== Entries supplied
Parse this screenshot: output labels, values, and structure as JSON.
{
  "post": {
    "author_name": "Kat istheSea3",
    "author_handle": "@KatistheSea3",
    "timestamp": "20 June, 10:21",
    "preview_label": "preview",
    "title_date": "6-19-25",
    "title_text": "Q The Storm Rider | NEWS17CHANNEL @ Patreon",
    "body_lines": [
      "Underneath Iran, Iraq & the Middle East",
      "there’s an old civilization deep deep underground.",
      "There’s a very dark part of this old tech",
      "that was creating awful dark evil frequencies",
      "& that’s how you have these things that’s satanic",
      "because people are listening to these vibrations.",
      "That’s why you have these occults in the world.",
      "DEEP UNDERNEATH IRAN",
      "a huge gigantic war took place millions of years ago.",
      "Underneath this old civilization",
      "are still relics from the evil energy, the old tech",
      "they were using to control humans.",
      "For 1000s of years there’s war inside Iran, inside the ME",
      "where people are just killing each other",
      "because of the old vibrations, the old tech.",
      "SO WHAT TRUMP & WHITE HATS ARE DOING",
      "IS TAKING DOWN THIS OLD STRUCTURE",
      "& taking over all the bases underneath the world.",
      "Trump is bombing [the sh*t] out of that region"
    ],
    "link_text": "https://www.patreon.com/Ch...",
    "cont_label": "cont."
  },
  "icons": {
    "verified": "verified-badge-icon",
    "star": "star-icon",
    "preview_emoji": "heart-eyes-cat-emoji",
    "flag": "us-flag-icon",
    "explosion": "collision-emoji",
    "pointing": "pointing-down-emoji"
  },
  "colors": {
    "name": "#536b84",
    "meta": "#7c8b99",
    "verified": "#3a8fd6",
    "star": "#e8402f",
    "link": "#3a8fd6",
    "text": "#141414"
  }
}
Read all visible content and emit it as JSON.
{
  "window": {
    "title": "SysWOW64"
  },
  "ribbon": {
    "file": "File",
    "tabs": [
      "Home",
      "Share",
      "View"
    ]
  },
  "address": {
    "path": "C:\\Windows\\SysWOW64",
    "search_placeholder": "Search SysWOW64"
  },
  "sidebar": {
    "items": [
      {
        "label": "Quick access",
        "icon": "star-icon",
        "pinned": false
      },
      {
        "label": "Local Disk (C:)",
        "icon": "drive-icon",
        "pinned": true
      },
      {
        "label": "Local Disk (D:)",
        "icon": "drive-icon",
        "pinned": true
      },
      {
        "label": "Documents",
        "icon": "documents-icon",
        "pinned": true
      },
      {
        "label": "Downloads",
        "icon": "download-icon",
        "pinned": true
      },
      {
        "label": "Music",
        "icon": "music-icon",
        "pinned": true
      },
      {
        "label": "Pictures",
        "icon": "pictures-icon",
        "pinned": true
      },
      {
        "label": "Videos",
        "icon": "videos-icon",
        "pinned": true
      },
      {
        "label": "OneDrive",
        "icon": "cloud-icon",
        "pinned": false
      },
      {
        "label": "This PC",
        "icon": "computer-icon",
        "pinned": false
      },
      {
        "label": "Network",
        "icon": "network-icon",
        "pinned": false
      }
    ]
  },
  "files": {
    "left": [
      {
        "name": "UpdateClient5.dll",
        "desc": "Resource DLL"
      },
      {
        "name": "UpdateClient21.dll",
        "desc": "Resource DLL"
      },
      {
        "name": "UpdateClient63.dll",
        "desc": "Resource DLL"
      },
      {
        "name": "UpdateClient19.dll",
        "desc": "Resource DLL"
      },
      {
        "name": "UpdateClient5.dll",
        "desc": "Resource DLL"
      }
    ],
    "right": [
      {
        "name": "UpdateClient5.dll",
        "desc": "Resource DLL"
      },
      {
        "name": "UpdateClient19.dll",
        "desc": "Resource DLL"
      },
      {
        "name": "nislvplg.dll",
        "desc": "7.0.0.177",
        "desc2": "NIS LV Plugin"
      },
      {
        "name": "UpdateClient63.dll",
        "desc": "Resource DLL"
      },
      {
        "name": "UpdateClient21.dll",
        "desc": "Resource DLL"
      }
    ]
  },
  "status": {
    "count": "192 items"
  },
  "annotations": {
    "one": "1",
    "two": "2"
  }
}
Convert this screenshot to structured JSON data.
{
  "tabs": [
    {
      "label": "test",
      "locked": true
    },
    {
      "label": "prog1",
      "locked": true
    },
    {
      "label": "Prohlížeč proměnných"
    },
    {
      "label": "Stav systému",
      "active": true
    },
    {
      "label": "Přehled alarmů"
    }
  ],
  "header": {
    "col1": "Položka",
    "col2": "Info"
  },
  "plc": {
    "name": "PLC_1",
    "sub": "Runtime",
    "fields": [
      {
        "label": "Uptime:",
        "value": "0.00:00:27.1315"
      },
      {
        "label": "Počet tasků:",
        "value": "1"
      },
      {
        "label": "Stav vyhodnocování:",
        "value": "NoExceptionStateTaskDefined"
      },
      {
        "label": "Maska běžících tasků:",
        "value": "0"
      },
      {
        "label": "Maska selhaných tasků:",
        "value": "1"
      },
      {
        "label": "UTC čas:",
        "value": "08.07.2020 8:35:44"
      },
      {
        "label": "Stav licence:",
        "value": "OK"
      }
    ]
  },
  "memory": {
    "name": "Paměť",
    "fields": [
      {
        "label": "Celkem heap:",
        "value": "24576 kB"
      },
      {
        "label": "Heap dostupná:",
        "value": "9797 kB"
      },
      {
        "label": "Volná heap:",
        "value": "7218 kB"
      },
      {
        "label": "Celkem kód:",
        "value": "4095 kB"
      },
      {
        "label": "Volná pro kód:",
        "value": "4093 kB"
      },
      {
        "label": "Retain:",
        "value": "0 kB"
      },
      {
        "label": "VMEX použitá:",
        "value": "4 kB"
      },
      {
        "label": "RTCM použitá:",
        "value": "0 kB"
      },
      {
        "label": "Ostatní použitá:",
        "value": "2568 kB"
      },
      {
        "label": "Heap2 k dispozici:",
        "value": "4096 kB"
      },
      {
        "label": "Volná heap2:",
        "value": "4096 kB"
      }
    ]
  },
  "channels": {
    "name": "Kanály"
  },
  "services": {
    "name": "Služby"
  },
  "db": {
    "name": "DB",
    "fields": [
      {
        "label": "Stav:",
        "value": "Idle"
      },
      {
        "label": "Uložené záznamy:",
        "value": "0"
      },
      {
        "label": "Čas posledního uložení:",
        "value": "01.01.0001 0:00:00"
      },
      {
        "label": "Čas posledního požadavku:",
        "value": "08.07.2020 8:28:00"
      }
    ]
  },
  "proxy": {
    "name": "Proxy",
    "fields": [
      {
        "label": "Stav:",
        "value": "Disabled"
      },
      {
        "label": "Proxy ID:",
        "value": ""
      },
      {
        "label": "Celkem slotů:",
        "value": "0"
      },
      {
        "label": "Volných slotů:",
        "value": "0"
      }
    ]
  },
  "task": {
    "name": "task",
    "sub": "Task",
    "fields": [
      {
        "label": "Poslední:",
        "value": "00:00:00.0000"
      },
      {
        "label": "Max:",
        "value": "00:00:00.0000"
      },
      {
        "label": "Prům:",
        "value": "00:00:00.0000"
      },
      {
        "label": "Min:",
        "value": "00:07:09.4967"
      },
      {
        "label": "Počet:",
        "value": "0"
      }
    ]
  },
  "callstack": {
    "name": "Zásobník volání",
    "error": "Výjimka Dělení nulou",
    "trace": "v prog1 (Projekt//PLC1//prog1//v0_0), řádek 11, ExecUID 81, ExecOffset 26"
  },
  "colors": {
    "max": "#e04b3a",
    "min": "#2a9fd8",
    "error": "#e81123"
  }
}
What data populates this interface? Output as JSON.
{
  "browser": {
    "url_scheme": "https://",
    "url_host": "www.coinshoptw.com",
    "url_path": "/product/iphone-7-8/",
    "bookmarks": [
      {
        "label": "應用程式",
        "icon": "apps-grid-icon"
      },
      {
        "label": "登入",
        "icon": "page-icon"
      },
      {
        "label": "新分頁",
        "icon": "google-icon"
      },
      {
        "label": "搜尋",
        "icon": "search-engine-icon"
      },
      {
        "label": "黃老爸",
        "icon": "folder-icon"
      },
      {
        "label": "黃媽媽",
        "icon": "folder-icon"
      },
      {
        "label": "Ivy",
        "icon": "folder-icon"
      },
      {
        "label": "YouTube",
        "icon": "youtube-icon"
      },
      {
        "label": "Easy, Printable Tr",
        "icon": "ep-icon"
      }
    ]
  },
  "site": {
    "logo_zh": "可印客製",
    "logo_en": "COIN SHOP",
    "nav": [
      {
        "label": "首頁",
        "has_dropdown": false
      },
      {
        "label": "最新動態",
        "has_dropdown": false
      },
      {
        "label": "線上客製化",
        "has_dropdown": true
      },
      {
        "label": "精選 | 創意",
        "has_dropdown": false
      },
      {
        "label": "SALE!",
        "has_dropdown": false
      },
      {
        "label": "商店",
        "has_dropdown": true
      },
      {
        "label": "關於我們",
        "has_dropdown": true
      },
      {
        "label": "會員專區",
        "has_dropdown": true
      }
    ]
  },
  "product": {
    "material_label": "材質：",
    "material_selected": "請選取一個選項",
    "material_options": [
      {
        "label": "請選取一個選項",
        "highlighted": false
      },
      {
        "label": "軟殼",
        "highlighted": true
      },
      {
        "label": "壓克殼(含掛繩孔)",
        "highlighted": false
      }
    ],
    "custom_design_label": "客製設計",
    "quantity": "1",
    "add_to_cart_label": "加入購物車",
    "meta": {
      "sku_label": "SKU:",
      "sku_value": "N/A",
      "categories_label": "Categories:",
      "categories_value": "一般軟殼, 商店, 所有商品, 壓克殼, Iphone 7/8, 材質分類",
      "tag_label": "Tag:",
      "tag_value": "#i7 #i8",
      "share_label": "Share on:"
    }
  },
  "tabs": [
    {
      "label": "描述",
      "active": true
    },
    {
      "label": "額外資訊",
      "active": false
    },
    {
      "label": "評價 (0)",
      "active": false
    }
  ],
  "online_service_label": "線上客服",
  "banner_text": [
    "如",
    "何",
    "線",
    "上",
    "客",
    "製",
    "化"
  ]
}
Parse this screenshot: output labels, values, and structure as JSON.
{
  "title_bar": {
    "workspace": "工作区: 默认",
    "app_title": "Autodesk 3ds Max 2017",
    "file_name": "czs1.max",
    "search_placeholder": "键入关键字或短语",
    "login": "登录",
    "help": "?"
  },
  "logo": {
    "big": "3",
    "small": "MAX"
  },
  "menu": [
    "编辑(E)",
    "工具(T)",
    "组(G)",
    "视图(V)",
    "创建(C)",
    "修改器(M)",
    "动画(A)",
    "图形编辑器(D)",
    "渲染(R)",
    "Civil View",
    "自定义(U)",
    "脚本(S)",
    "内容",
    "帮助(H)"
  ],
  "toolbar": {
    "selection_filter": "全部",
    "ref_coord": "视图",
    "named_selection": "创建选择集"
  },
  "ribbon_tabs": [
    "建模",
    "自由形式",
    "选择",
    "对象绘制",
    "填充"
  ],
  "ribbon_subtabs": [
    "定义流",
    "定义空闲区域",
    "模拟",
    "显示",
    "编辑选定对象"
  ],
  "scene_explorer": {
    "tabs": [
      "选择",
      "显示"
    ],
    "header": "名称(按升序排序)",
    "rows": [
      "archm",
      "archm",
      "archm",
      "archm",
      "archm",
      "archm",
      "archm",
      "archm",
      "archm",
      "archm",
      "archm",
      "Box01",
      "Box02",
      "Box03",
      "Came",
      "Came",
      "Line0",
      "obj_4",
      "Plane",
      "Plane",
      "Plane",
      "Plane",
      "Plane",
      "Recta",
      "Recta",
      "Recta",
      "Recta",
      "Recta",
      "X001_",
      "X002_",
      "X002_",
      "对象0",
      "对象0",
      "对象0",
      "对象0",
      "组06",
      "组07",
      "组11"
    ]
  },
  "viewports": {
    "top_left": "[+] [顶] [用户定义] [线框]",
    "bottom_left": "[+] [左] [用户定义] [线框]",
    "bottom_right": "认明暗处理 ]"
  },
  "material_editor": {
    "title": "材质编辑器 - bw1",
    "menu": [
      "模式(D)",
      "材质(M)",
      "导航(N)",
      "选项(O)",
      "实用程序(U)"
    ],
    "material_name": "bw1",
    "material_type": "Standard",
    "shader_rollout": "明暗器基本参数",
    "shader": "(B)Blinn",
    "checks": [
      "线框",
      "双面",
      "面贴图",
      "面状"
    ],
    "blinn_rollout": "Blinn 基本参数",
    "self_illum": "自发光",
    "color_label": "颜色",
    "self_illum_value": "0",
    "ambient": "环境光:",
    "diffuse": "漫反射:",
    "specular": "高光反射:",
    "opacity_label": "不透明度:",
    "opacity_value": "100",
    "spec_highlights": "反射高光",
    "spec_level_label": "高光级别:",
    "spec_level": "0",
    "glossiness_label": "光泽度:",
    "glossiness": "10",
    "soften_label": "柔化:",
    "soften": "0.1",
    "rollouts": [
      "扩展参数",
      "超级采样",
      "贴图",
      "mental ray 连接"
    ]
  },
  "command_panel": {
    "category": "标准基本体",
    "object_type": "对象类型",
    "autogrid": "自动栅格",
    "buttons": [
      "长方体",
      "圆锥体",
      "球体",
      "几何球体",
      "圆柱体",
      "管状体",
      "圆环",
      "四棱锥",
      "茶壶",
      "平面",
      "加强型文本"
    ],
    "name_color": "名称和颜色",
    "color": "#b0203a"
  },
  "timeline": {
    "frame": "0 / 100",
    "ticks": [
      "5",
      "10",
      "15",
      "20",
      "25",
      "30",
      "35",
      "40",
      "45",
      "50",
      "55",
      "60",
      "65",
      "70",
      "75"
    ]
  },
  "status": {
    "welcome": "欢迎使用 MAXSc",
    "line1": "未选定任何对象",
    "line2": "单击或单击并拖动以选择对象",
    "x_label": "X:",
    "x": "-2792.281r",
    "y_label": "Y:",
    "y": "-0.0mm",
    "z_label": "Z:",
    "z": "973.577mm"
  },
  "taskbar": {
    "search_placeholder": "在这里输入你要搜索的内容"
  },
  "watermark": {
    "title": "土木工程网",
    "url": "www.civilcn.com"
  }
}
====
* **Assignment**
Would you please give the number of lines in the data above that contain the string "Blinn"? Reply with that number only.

* **Task response**
2